→ EXERCISE REQUIREMENTS
Where an image occurs, skip it and print the rest of the records verbatim.

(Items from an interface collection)

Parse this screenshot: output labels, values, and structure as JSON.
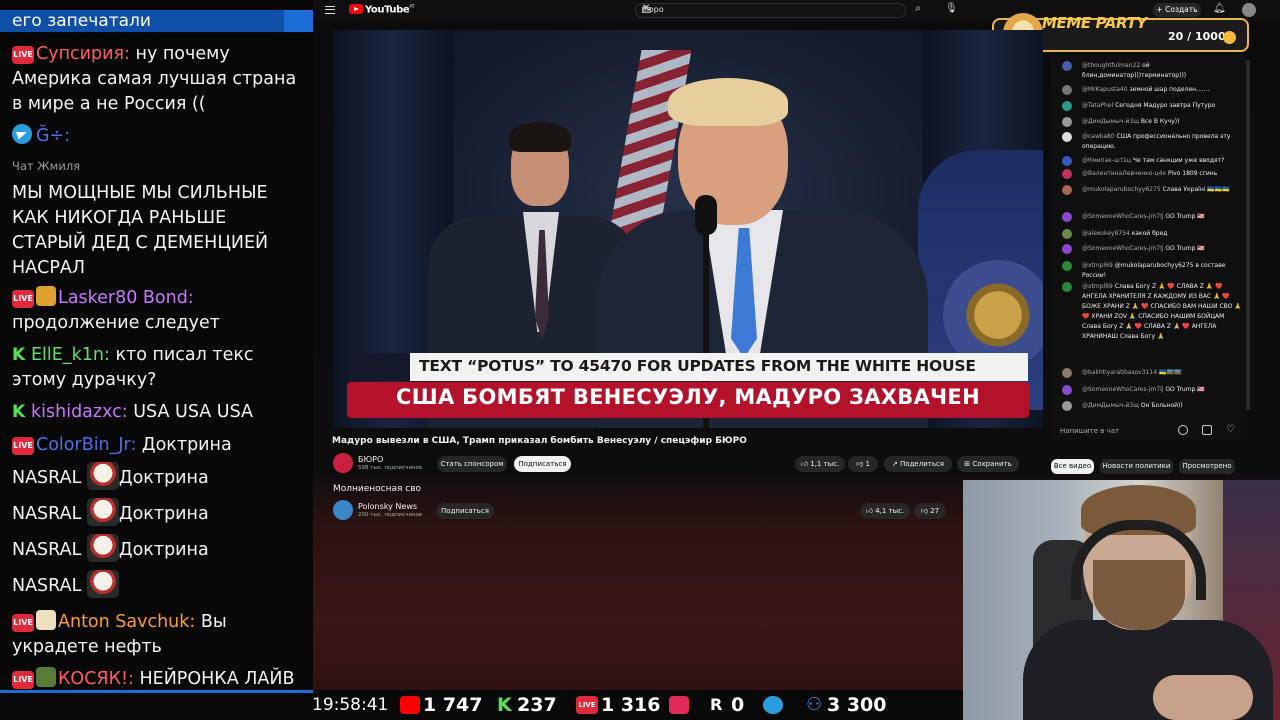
{
  "overlay_chat": {
    "top_text": "его запечатали",
    "messages": [
      {
        "user": "Супсирия:",
        "text": "ну почему Америка самая лучшая страна в мире а не Россия ((",
        "platform": "live"
      },
      {
        "user": "Ğ÷:",
        "text": "",
        "platform": "telegram"
      },
      {
        "user": "Чат Жмиля",
        "text": "МЫ МОЩНЫЕ МЫ СИЛЬНЫЕ КАК НИКОГДА РАНЬШЕ СТАРЫЙ ДЕД С ДЕМЕНЦИЕЙ НАСРАЛ",
        "platform": "none"
      },
      {
        "user": "Lasker80 Bond:",
        "text": "продолжение следует",
        "platform": "live"
      },
      {
        "user": "EllE_k1n:",
        "text": "кто писал текс этому дурачку?",
        "platform": "kick"
      },
      {
        "user": "kishidazxc:",
        "text": "USA USA USA",
        "platform": "kick"
      },
      {
        "user": "ColorBin_Jr:",
        "text": "Доктрина",
        "platform": "live"
      },
      {
        "user": "",
        "text": "NASRAL",
        "platform": "none"
      },
      {
        "user": "Anton Savchuk:",
        "text": "Вы украдете нефть",
        "platform": "live"
      },
      {
        "user": "КОСЯК!:",
        "text": "НЕЙРОНКА ЛАЙВ НЕ ПЕРЕВОДИТ",
        "platform": "live"
      }
    ],
    "doctrine_word": "Доктрина",
    "nasral_word": "NASRAL"
  },
  "header": {
    "logo_text": "YouTube",
    "logo_region": "AT",
    "search_value": "бюро",
    "create_label": "Создать"
  },
  "video": {
    "lower_bar_text": "TEXT “POTUS” TO 45470 FOR UPDATES FROM THE WHITE HOUSE",
    "lower_red_text": "США БОМБЯТ ВЕНЕСУЭЛУ, МАДУРО ЗАХВАЧЕН",
    "title": "Мадуро вывезли в США, Трамп приказал бомбить Венесуэлу / спецэфир БЮРО",
    "channel": "БЮРО",
    "subs": "598 тыс. подписчиков",
    "sponsor_label": "Стать спонсором",
    "subscribe_label": "Подписаться",
    "likes": "1,1 тыс.",
    "dislikes": "1",
    "share_label": "Поделиться",
    "save_label": "Сохранить"
  },
  "tabs": [
    "Все видео",
    "Новости политики",
    "Просмотрено"
  ],
  "next_video": {
    "title": "Молниеносная сво",
    "channel": "Polonsky News",
    "subs": "200 тыс. подписчиков",
    "subscribe_label": "Подписаться",
    "likes": "4,1 тыс.",
    "dislikes": "27"
  },
  "yt_chat": {
    "messages": [
      {
        "name": "@thoughtfulman22",
        "text": "ой блин,доминатор)))терминатор)))",
        "color": "#4a5ab0"
      },
      {
        "name": "@MrKapusta40",
        "text": "земной шар поделен.......",
        "color": "#777"
      },
      {
        "name": "@TataPhel",
        "text": "Сегодня Мадуро завтра Путуро",
        "color": "#2a9a8a"
      },
      {
        "name": "@ДимДымыч-й3щ",
        "text": "Все В Кучу))",
        "color": "#999"
      },
      {
        "name": "@cawka80",
        "text": "США профессионально провела эту операцию.",
        "color": "#ddd"
      },
      {
        "name": "@Кмипак-шт1ц",
        "text": "Че там санкции уже вводят?",
        "color": "#3a5ac0"
      },
      {
        "name": "@ВалентинаЛевченко-ц4х",
        "text": "Pivo 1809 сгинь",
        "color": "#c0305a"
      },
      {
        "name": "@mukolaparubochyy6275",
        "text": "Слава Україні 🇺🇦🇺🇦🇺🇦",
        "color": "#aa6655"
      },
      {
        "name": "@SomeoneWhoCares-jm7lj",
        "text": "GO Trump 🇺🇸",
        "color": "#8a4ad0"
      },
      {
        "name": "@alexokey8754",
        "text": "какой бред",
        "color": "#6a8a4a"
      },
      {
        "name": "@SomeoneWhoCares-jm7lj",
        "text": "GO Trump 🇺🇸",
        "color": "#8a4ad0"
      },
      {
        "name": "@xtmpl69",
        "text": "@mukolaparubochyy6275 в составе России!",
        "color": "#2a8a3a"
      },
      {
        "name": "@xtmpl69",
        "text": "Слава Богу Z 🙏 ❤️ СЛАВА Z 🙏 ❤️ АНГЕЛА ХРАНИТЕЛЯ Z КАЖДОМУ ИЗ ВАС 🙏 ❤️ БОЖЕ ХРАНИ Z 🙏 ❤️ СПАСИБО ВАМ НАШИ СВО 🙏 ❤️ ХРАНИ ZOV 🙏 СПАСИБО НАШИМ БОЙЦАМ Слава Богу Z 🙏 ❤️ СЛАВА Z 🙏 ❤️ АНГЕЛА ХРАНИНАШ Слава Богу 🙏",
        "color": "#2a8a3a"
      },
      {
        "name": "@bakhtiyarabbasov3114",
        "text": "🇺🇦🇦🇿🇦🇿",
        "color": "#8a7a6a"
      },
      {
        "name": "@SomeoneWhoCares-jm7lj",
        "text": "GO Trump 🇺🇸",
        "color": "#8a4ad0"
      },
      {
        "name": "@ДимДымыч-й3щ",
        "text": "Он Больной))",
        "color": "#999"
      }
    ],
    "input_placeholder": "Напишите в чат"
  },
  "meme_party": {
    "title": "MEME PARTY",
    "count": "20 / 1000"
  },
  "stats": {
    "time": "19:58:41",
    "youtube": "1 747",
    "kick": "237",
    "live": "1 316",
    "rutube": "0",
    "telegram": "3 300"
  },
  "colors": {
    "live_red": "#e02a3b",
    "kick_green": "#52e252",
    "overlay_blue": "#1c6ed6",
    "lower_red": "#b4122a",
    "meme_gold": "#f8c94b"
  }
}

→ PROBLEM SOLUTION
Parse this screenshot: output labels, values, and structure as JSON.
{
  "overlay_chat": {
    "top_text": "его запечатали",
    "messages": [
      {
        "user": "Супсирия:",
        "text": "ну почему Америка самая лучшая страна в мире а не Россия ((",
        "platform": "live"
      },
      {
        "user": "Ğ÷:",
        "text": "",
        "platform": "telegram"
      },
      {
        "user": "Чат Жмиля",
        "text": "МЫ МОЩНЫЕ МЫ СИЛЬНЫЕ КАК НИКОГДА РАНЬШЕ СТАРЫЙ ДЕД С ДЕМЕНЦИЕЙ НАСРАЛ",
        "platform": "none"
      },
      {
        "user": "Lasker80 Bond:",
        "text": "продолжение следует",
        "platform": "live"
      },
      {
        "user": "EllE_k1n:",
        "text": "кто писал текс этому дурачку?",
        "platform": "kick"
      },
      {
        "user": "kishidazxc:",
        "text": "USA USA USA",
        "platform": "kick"
      },
      {
        "user": "ColorBin_Jr:",
        "text": "Доктрина",
        "platform": "live"
      },
      {
        "user": "",
        "text": "NASRAL",
        "platform": "none"
      },
      {
        "user": "Anton Savchuk:",
        "text": "Вы украдете нефть",
        "platform": "live"
      },
      {
        "user": "КОСЯК!:",
        "text": "НЕЙРОНКА ЛАЙВ НЕ ПЕРЕВОДИТ",
        "platform": "live"
      }
    ],
    "doctrine_word": "Доктрина",
    "nasral_word": "NASRAL"
  },
  "header": {
    "logo_text": "YouTube",
    "logo_region": "AT",
    "search_value": "бюро",
    "create_label": "Создать"
  },
  "video": {
    "lower_bar_text": "TEXT “POTUS” TO 45470 FOR UPDATES FROM THE WHITE HOUSE",
    "lower_red_text": "США БОМБЯТ ВЕНЕСУЭЛУ, МАДУРО ЗАХВАЧЕН",
    "title": "Мадуро вывезли в США, Трамп приказал бомбить Венесуэлу / спецэфир БЮРО",
    "channel": "БЮРО",
    "subs": "598 тыс. подписчиков",
    "sponsor_label": "Стать спонсором",
    "subscribe_label": "Подписаться",
    "likes": "1,1 тыс.",
    "dislikes": "1",
    "share_label": "Поделиться",
    "save_label": "Сохранить"
  },
  "tabs": [
    "Все видео",
    "Новости политики",
    "Просмотрено"
  ],
  "next_video": {
    "title": "Молниеносная сво",
    "channel": "Polonsky News",
    "subs": "200 тыс. подписчиков",
    "subscribe_label": "Подписаться",
    "likes": "4,1 тыс.",
    "dislikes": "27"
  },
  "yt_chat": {
    "messages": [
      {
        "name": "@thoughtfulman22",
        "text": "ой блин,доминатор)))терминатор)))",
        "color": "#4a5ab0"
      },
      {
        "name": "@MrKapusta40",
        "text": "земной шар поделен.......",
        "color": "#777"
      },
      {
        "name": "@TataPhel",
        "text": "Сегодня Мадуро завтра Путуро",
        "color": "#2a9a8a"
      },
      {
        "name": "@ДимДымыч-й3щ",
        "text": "Все В Кучу))",
        "color": "#999"
      },
      {
        "name": "@cawka80",
        "text": "США профессионально провела эту операцию.",
        "color": "#ddd"
      },
      {
        "name": "@Кмипак-шт1ц",
        "text": "Че там санкции уже вводят?",
        "color": "#3a5ac0"
      },
      {
        "name": "@ВалентинаЛевченко-ц4х",
        "text": "Pivo 1809 сгинь",
        "color": "#c0305a"
      },
      {
        "name": "@mukolaparubochyy6275",
        "text": "Слава Україні 🇺🇦🇺🇦🇺🇦",
        "color": "#aa6655"
      },
      {
        "name": "@SomeoneWhoCares-jm7lj",
        "text": "GO Trump 🇺🇸",
        "color": "#8a4ad0"
      },
      {
        "name": "@alexokey8754",
        "text": "какой бред",
        "color": "#6a8a4a"
      },
      {
        "name": "@SomeoneWhoCares-jm7lj",
        "text": "GO Trump 🇺🇸",
        "color": "#8a4ad0"
      },
      {
        "name": "@xtmpl69",
        "text": "@mukolaparubochyy6275 в составе России!",
        "color": "#2a8a3a"
      },
      {
        "name": "@xtmpl69",
        "text": "Слава Богу Z 🙏 ❤️ СЛАВА Z 🙏 ❤️ АНГЕЛА ХРАНИТЕЛЯ Z КАЖДОМУ ИЗ ВАС 🙏 ❤️ БОЖЕ ХРАНИ Z 🙏 ❤️ СПАСИБО ВАМ НАШИ СВО 🙏 ❤️ ХРАНИ ZOV 🙏 СПАСИБО НАШИМ БОЙЦАМ Слава Богу Z 🙏 ❤️ СЛАВА Z 🙏 ❤️ АНГЕЛА ХРАНИНАШ Слава Богу 🙏",
        "color": "#2a8a3a"
      },
      {
        "name": "@bakhtiyarabbasov3114",
        "text": "🇺🇦🇦🇿🇦🇿",
        "color": "#8a7a6a"
      },
      {
        "name": "@SomeoneWhoCares-jm7lj",
        "text": "GO Trump 🇺🇸",
        "color": "#8a4ad0"
      },
      {
        "name": "@ДимДымыч-й3щ",
        "text": "Он Больной))",
        "color": "#999"
      }
    ],
    "input_placeholder": "Напишите в чат"
  },
  "meme_party": {
    "title": "MEME PARTY",
    "count": "20 / 1000"
  },
  "stats": {
    "time": "19:58:41",
    "youtube": "1 747",
    "kick": "237",
    "live": "1 316",
    "rutube": "0",
    "telegram": "3 300"
  },
  "colors": {
    "live_red": "#e02a3b",
    "kick_green": "#52e252",
    "overlay_blue": "#1c6ed6",
    "lower_red": "#b4122a",
    "meme_gold": "#f8c94b"
  }
}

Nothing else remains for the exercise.